It’s “levi-O-sa,” not “levio-SAH.”
Ahem, I don’t know anything about Harry Potter (lies) and haven’t read the books (LIES), but I can certainly tell you that the sixth annual Quidditch World Cup will begin on Saturday, April 13, in Kissimmee, Fla.
Now, we can all go on pretending like we don’t know exactly what quidditch is, but for the four or five horribly bereft people out there, it’s an imaginary sport from the Harry Potter series that involves flying through the air on brooms and catching an assortment of different sentient and non-sentient balls.
It looks like this in the movies:
The muggle version going down at the Quidditch World Cup, on the other hand, will look more like this:
Ah, feel the magic. No, it's OK; sometimes magic can feel like sadness.
As league rules go, the matches are seven-on-seven, and all players on the field have to have a broom betwixt their legs at all time (chafe-city). The earth-bound version of the game is also played with a number of different, very un-enchanted items.
The muggle version of the quaffle is a “slightly deflated” volleyball, and the golden snitch is a human being—an “impartial” 15th player dressed all in gold who flees the pitch at the beginning of the game. The snitch has a golden sock with a tennis ball stuffed in it.
Yes, this is happening in real life, and no, you cannot stop it. What you can do is volunteer to set up the Quidditch World Cup (experience with quidditch is not required) or watch the international competition between teams on live stream:
US Quidditch Cup @USQuidditchCup
Watch IQA Quidditch World Cup VI on @livestream: http://t.co/Z90taD32Sm2013-4-9 21:52:33
Also, if this hasn’t gotten weird enough for you, the University of Miami is a heavy favorite. No word has been given on whether Shane Larkin will be the team’s seeker yet.

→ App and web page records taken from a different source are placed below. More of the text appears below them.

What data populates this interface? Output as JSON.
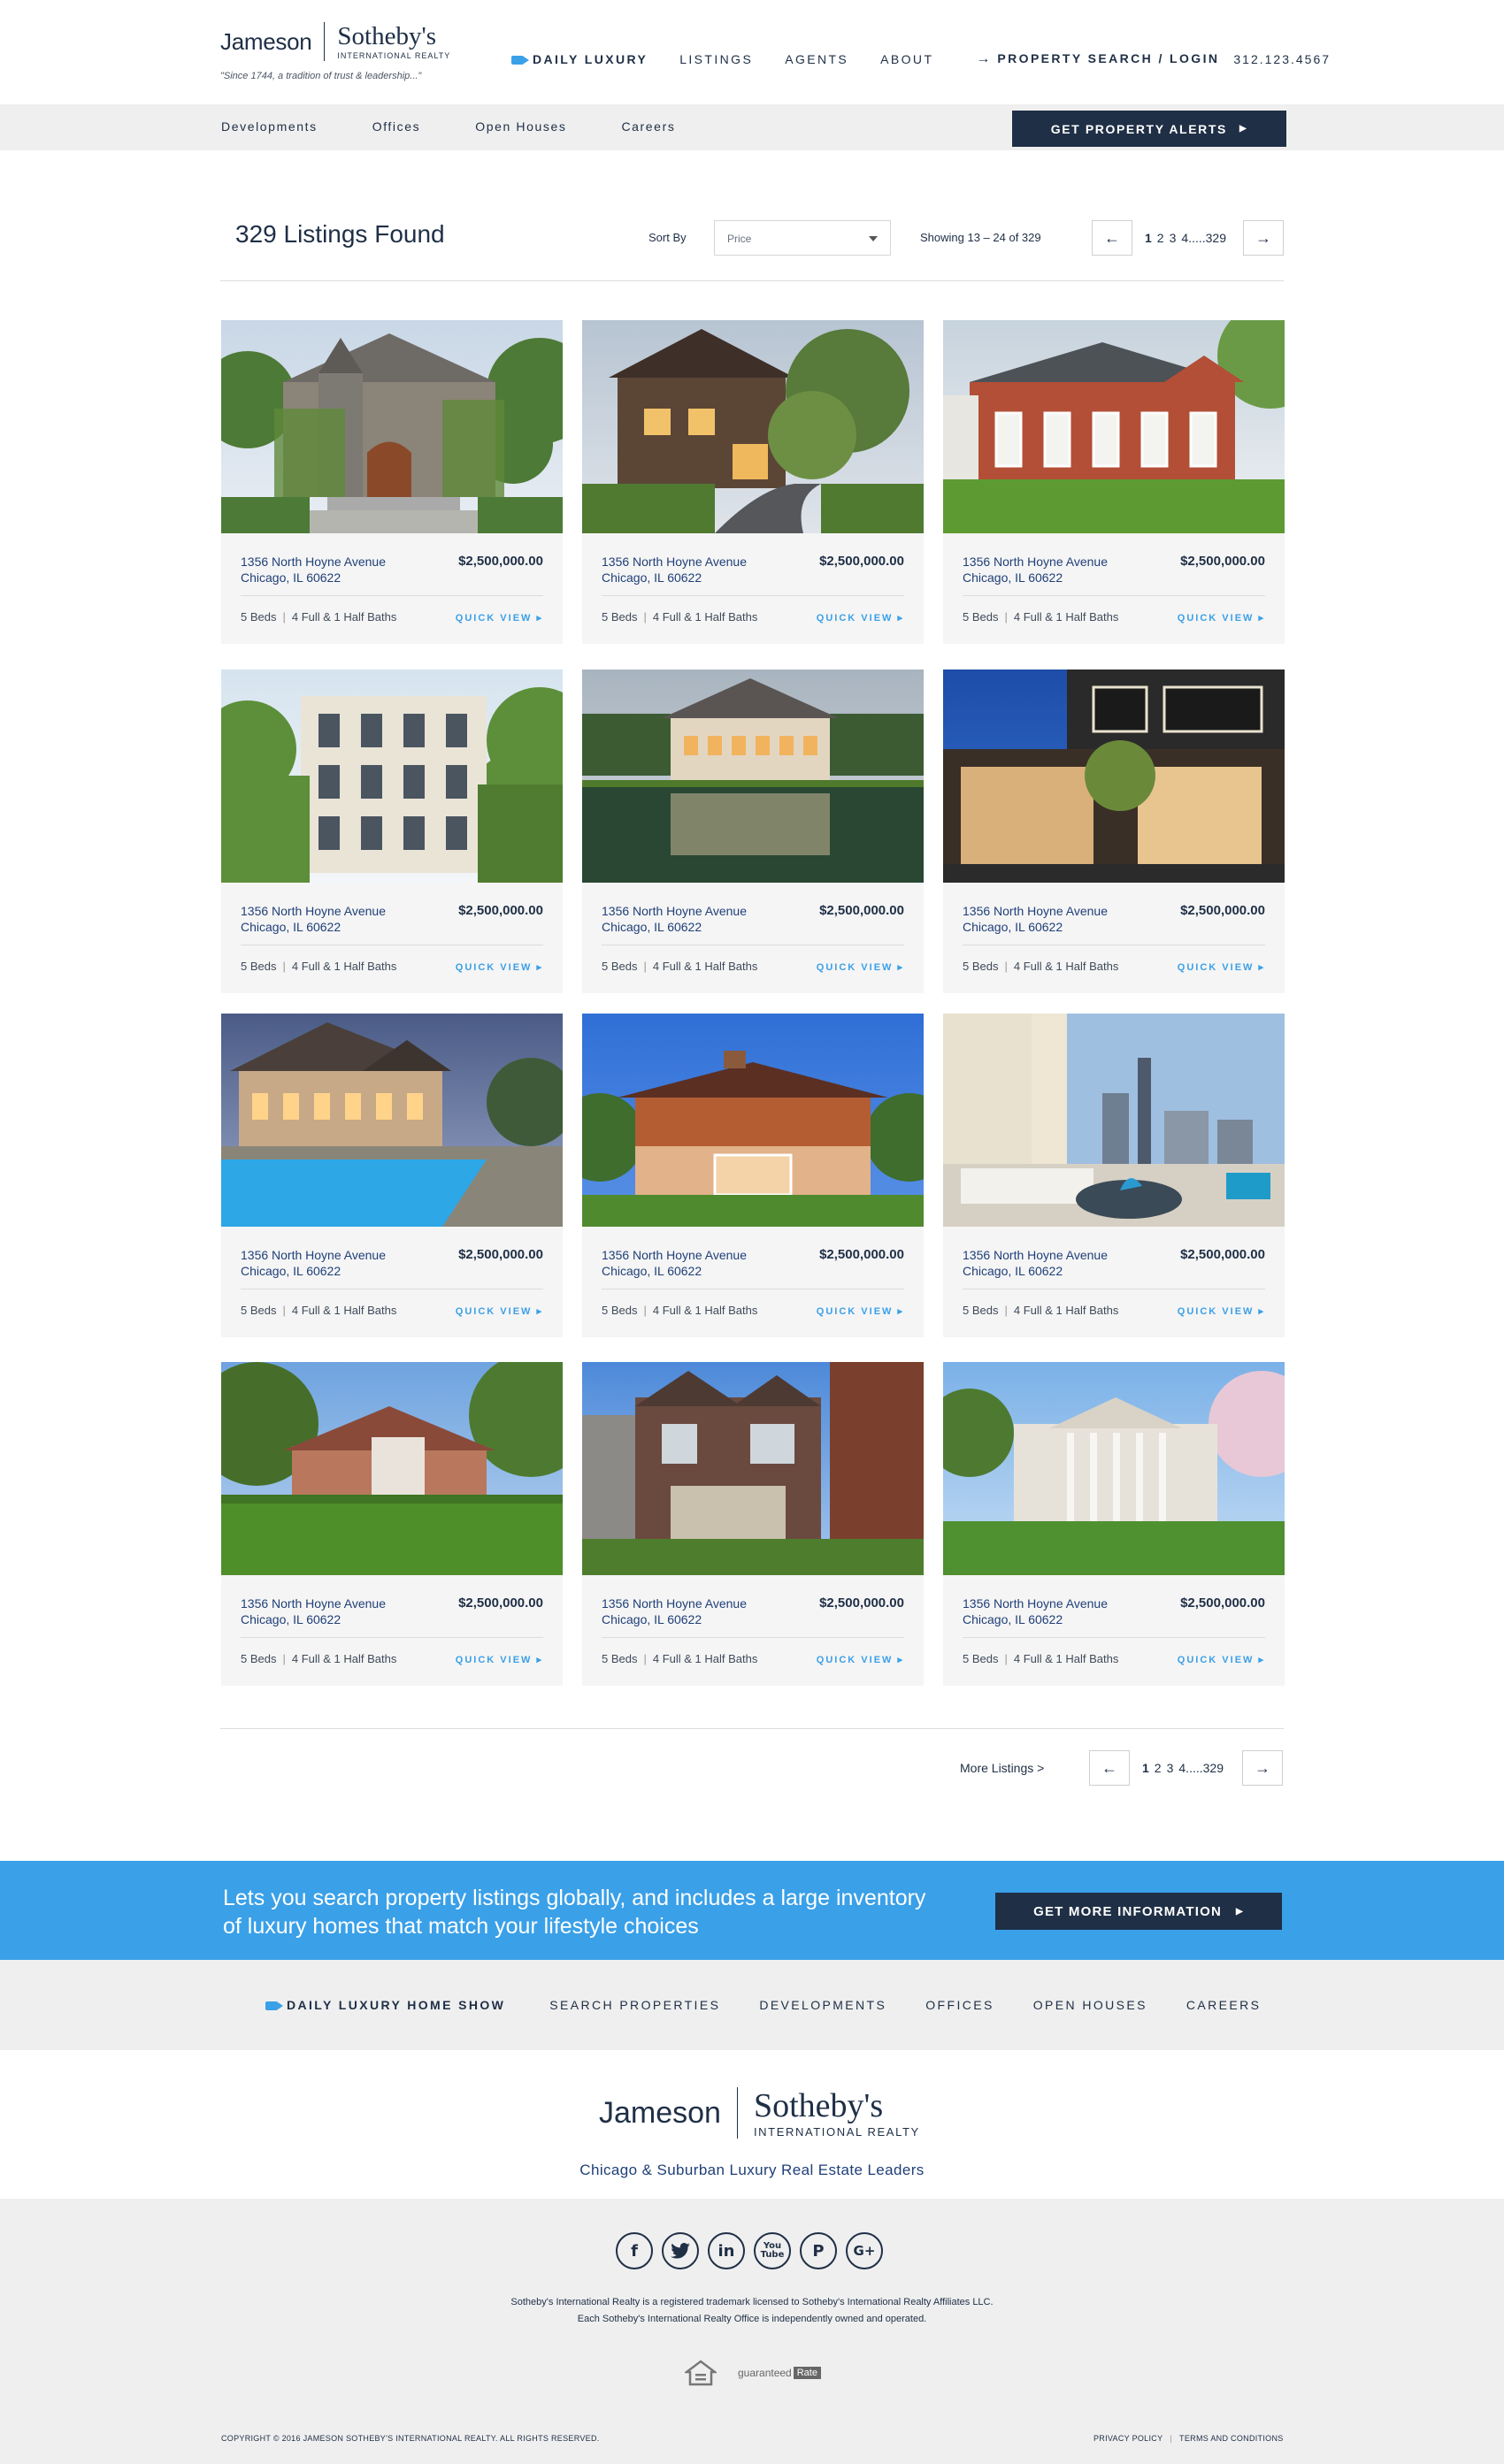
{
  "brand": {
    "name_left": "Jameson",
    "name_right": "Sotheby's",
    "sub": "INTERNATIONAL REALTY",
    "tagline": "\"Since 1744, a tradition of trust & leadership...\""
  },
  "topnav": {
    "daily": "DAILY LUXURY",
    "listings": "LISTINGS",
    "agents": "AGENTS",
    "about": "ABOUT",
    "search": "PROPERTY SEARCH / LOGIN",
    "phone": "312.123.4567"
  },
  "subnav": {
    "items": [
      "Developments",
      "Offices",
      "Open Houses",
      "Careers"
    ],
    "alerts": "GET PROPERTY ALERTS"
  },
  "results": {
    "count": "329 Listings Found",
    "sort_label": "Sort By",
    "sort_value": "Price",
    "showing": "Showing 13 – 24 of 329",
    "pages": [
      "1",
      "2",
      "3",
      "4.....329"
    ],
    "prev": "←",
    "next": "→"
  },
  "listings": [
    {
      "addr1": "1356 North Hoyne Avenue",
      "addr2": "Chicago, IL 60622",
      "price": "$2,500,000.00",
      "beds": "5 Beds",
      "baths": "4 Full & 1 Half Baths",
      "cta": "QUICK VIEW ▸",
      "theme": "stone-castle"
    },
    {
      "addr1": "1356 North Hoyne Avenue",
      "addr2": "Chicago, IL 60622",
      "price": "$2,500,000.00",
      "beds": "5 Beds",
      "baths": "4 Full & 1 Half Baths",
      "cta": "QUICK VIEW ▸",
      "theme": "wood-dusk"
    },
    {
      "addr1": "1356 North Hoyne Avenue",
      "addr2": "Chicago, IL 60622",
      "price": "$2,500,000.00",
      "beds": "5 Beds",
      "baths": "4 Full & 1 Half Baths",
      "cta": "QUICK VIEW ▸",
      "theme": "brick-lawn"
    },
    {
      "addr1": "1356 North Hoyne Avenue",
      "addr2": "Chicago, IL 60622",
      "price": "$2,500,000.00",
      "beds": "5 Beds",
      "baths": "4 Full & 1 Half Baths",
      "cta": "QUICK VIEW ▸",
      "theme": "white-townhouse"
    },
    {
      "addr1": "1356 North Hoyne Avenue",
      "addr2": "Chicago, IL 60622",
      "price": "$2,500,000.00",
      "beds": "5 Beds",
      "baths": "4 Full & 1 Half Baths",
      "cta": "QUICK VIEW ▸",
      "theme": "lake-house"
    },
    {
      "addr1": "1356 North Hoyne Avenue",
      "addr2": "Chicago, IL 60622",
      "price": "$2,500,000.00",
      "beds": "5 Beds",
      "baths": "4 Full & 1 Half Baths",
      "cta": "QUICK VIEW ▸",
      "theme": "modern-night"
    },
    {
      "addr1": "1356 North Hoyne Avenue",
      "addr2": "Chicago, IL 60622",
      "price": "$2,500,000.00",
      "beds": "5 Beds",
      "baths": "4 Full & 1 Half Baths",
      "cta": "QUICK VIEW ▸",
      "theme": "pool-dusk"
    },
    {
      "addr1": "1356 North Hoyne Avenue",
      "addr2": "Chicago, IL 60622",
      "price": "$2,500,000.00",
      "beds": "5 Beds",
      "baths": "4 Full & 1 Half Baths",
      "cta": "QUICK VIEW ▸",
      "theme": "prairie-house"
    },
    {
      "addr1": "1356 North Hoyne Avenue",
      "addr2": "Chicago, IL 60622",
      "price": "$2,500,000.00",
      "beds": "5 Beds",
      "baths": "4 Full & 1 Half Baths",
      "cta": "QUICK VIEW ▸",
      "theme": "penthouse"
    },
    {
      "addr1": "1356 North Hoyne Avenue",
      "addr2": "Chicago, IL 60622",
      "price": "$2,500,000.00",
      "beds": "5 Beds",
      "baths": "4 Full & 1 Half Baths",
      "cta": "QUICK VIEW ▸",
      "theme": "estate-lawn"
    },
    {
      "addr1": "1356 North Hoyne Avenue",
      "addr2": "Chicago, IL 60622",
      "price": "$2,500,000.00",
      "beds": "5 Beds",
      "baths": "4 Full & 1 Half Baths",
      "cta": "QUICK VIEW ▸",
      "theme": "city-brick"
    },
    {
      "addr1": "1356 North Hoyne Avenue",
      "addr2": "Chicago, IL 60622",
      "price": "$2,500,000.00",
      "beds": "5 Beds",
      "baths": "4 Full & 1 Half Baths",
      "cta": "QUICK VIEW ▸",
      "theme": "white-mansion"
    }
  ],
  "bottom_pager": {
    "more": "More Listings  >",
    "pages": [
      "1",
      "2",
      "3",
      "4.....329"
    ],
    "prev": "←",
    "next": "→"
  },
  "banner": {
    "text": "Lets you search property listings globally, and includes a large inventory of luxury homes that match your lifestyle choices",
    "button": "GET MORE INFORMATION"
  },
  "footnav": {
    "show": "DAILY LUXURY HOME SHOW",
    "items": [
      "SEARCH PROPERTIES",
      "DEVELOPMENTS",
      "OFFICES",
      "OPEN HOUSES",
      "CAREERS"
    ]
  },
  "footer": {
    "lead": "Chicago & Suburban Luxury Real Estate Leaders",
    "social": [
      "f",
      "t",
      "in",
      "You Tube",
      "P",
      "G+"
    ],
    "legal1": "Sotheby's International Realty is a registered trademark licensed to Sotheby's International Realty Affiliates LLC.",
    "legal2": "Each Sotheby's International Realty Office is independently owned and operated.",
    "guaranteed": "guaranteed",
    "rate": "Rate",
    "copyright": "COPYRIGHT © 2016 JAMESON SOTHEBY'S INTERNATIONAL REALTY. ALL RIGHTS RESERVED.",
    "privacy": "PRIVACY POLICY",
    "terms": "TERMS AND CONDITIONS"
  },
  "colors": {
    "navy": "#1f2f46",
    "accent": "#3aa0e8",
    "gray_band": "#efefef"
  }
}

Don’t act like you’re not polishing your Firebolt right now: Dr__Carson